# Goal of the exercise
Copy every line below that has the word "Quantidade" in it.

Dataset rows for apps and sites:
--- START ---

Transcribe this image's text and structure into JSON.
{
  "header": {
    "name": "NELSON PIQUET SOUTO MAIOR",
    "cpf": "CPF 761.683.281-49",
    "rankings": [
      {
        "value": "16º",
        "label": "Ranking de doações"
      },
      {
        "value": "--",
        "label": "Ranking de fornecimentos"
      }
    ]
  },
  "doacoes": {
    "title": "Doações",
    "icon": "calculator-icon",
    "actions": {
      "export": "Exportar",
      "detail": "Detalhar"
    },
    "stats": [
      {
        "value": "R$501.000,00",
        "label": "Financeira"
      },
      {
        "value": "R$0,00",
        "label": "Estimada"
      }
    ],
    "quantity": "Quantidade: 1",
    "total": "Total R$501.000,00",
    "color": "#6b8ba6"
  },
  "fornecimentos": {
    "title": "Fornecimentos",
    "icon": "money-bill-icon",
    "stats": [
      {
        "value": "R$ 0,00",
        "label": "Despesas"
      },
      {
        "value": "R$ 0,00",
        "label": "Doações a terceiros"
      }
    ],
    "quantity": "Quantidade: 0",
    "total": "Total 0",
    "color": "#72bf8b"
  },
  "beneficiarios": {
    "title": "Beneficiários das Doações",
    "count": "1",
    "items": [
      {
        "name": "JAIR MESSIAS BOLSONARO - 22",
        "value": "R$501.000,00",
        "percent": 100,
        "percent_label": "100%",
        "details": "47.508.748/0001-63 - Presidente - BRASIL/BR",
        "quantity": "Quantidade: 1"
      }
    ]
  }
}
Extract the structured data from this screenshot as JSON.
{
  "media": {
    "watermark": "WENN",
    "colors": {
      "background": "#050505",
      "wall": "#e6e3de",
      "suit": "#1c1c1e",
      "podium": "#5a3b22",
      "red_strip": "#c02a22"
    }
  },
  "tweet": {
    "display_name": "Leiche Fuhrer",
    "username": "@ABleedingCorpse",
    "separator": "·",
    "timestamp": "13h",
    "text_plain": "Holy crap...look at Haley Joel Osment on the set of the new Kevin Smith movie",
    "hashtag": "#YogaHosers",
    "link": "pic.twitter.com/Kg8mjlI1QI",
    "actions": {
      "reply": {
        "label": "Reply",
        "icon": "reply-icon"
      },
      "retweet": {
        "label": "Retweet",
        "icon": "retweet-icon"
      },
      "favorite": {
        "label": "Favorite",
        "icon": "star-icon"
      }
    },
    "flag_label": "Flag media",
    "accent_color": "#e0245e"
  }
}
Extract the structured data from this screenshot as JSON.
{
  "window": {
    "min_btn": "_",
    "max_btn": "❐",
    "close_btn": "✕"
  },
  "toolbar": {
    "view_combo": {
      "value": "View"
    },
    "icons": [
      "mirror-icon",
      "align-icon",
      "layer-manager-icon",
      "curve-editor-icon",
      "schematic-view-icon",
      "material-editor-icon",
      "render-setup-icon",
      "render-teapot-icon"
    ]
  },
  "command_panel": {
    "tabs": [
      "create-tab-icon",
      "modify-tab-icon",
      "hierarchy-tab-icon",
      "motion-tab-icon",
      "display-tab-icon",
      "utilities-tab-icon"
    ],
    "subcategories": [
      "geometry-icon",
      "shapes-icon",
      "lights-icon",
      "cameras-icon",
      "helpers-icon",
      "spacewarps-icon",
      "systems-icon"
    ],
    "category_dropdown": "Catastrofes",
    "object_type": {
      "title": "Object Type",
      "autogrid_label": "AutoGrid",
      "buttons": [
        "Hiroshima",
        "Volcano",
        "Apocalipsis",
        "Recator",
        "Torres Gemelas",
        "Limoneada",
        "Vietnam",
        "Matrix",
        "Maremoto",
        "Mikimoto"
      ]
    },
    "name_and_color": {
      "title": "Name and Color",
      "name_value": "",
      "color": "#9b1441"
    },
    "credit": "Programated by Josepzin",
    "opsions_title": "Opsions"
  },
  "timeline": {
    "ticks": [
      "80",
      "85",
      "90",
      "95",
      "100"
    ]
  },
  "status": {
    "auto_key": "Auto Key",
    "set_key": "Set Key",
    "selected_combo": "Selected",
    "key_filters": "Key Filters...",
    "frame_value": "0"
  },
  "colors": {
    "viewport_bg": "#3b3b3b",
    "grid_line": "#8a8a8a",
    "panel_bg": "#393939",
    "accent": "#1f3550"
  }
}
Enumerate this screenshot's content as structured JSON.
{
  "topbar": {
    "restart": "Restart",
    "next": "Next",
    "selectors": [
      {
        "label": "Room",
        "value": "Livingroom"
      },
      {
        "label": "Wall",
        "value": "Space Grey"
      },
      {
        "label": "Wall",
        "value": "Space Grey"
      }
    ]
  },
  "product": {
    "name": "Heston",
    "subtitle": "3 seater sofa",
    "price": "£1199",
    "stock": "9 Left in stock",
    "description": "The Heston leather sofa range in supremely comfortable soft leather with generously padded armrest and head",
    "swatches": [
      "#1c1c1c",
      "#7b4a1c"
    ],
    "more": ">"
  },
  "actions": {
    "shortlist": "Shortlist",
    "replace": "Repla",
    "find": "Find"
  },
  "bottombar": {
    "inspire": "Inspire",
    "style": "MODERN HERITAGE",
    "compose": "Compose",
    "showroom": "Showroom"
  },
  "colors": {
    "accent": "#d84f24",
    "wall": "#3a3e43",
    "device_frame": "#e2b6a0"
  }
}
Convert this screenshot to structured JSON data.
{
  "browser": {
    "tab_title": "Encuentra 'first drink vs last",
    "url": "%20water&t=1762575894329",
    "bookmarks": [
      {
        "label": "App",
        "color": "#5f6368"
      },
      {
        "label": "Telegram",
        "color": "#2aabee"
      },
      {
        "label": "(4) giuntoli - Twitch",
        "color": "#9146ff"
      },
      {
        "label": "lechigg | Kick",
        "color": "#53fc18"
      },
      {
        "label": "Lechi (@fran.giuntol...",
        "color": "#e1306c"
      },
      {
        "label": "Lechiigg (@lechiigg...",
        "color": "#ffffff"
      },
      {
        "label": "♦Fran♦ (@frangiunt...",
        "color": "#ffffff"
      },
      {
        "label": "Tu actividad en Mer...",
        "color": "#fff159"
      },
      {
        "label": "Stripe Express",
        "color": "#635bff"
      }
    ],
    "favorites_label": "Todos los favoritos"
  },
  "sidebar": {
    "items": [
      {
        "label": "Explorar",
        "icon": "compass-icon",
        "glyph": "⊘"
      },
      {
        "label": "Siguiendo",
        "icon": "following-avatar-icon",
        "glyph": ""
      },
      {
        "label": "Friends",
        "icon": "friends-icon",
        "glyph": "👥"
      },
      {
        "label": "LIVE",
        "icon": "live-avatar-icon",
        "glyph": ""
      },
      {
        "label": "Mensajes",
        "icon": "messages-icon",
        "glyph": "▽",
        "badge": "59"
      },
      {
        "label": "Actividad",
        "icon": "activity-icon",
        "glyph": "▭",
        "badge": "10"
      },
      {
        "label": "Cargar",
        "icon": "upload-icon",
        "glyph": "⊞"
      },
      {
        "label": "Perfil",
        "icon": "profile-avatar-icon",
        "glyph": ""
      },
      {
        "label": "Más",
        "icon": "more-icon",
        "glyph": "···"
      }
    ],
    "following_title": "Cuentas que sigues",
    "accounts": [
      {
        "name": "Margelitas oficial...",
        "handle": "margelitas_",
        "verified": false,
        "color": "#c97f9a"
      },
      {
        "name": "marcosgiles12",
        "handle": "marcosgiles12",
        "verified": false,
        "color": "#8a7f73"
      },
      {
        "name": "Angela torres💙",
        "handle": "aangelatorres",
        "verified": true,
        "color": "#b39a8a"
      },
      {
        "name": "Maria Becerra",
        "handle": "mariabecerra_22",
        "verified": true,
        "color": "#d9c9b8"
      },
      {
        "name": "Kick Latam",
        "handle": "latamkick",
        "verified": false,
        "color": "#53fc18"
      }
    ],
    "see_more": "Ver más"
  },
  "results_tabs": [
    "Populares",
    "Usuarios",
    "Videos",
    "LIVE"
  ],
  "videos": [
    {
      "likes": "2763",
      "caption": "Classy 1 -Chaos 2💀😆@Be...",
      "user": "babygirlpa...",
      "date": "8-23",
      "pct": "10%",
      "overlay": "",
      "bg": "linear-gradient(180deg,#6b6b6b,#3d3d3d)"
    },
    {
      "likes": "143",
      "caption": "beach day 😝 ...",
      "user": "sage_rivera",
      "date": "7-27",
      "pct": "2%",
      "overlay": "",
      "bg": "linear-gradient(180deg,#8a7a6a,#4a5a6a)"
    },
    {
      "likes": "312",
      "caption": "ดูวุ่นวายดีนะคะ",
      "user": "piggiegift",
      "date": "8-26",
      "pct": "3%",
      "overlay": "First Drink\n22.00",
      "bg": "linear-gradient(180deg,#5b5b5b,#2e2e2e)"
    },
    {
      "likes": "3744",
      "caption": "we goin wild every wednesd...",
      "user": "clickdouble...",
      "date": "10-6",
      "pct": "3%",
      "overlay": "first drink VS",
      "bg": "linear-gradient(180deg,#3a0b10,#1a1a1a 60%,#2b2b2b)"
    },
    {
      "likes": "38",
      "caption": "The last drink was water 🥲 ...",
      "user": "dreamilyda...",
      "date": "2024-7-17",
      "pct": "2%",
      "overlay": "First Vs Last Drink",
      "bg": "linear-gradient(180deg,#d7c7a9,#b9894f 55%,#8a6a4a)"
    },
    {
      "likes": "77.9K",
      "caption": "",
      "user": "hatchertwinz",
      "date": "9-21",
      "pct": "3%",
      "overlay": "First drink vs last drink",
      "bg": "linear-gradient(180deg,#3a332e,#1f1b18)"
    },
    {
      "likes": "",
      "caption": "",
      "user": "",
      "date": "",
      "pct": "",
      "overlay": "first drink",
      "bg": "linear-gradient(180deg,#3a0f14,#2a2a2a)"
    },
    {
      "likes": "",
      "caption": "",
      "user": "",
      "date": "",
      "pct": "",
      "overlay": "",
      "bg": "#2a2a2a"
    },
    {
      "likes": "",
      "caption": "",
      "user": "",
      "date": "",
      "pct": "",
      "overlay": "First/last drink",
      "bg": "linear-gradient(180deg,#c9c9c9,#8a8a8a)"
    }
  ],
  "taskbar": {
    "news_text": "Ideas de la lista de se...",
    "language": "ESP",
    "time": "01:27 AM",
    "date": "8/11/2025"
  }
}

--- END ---

# Output for this task
    "quantity": "Quantidade: 1",
    "quantity": "Quantidade: 0",
        "quantity": "Quantidade: 1"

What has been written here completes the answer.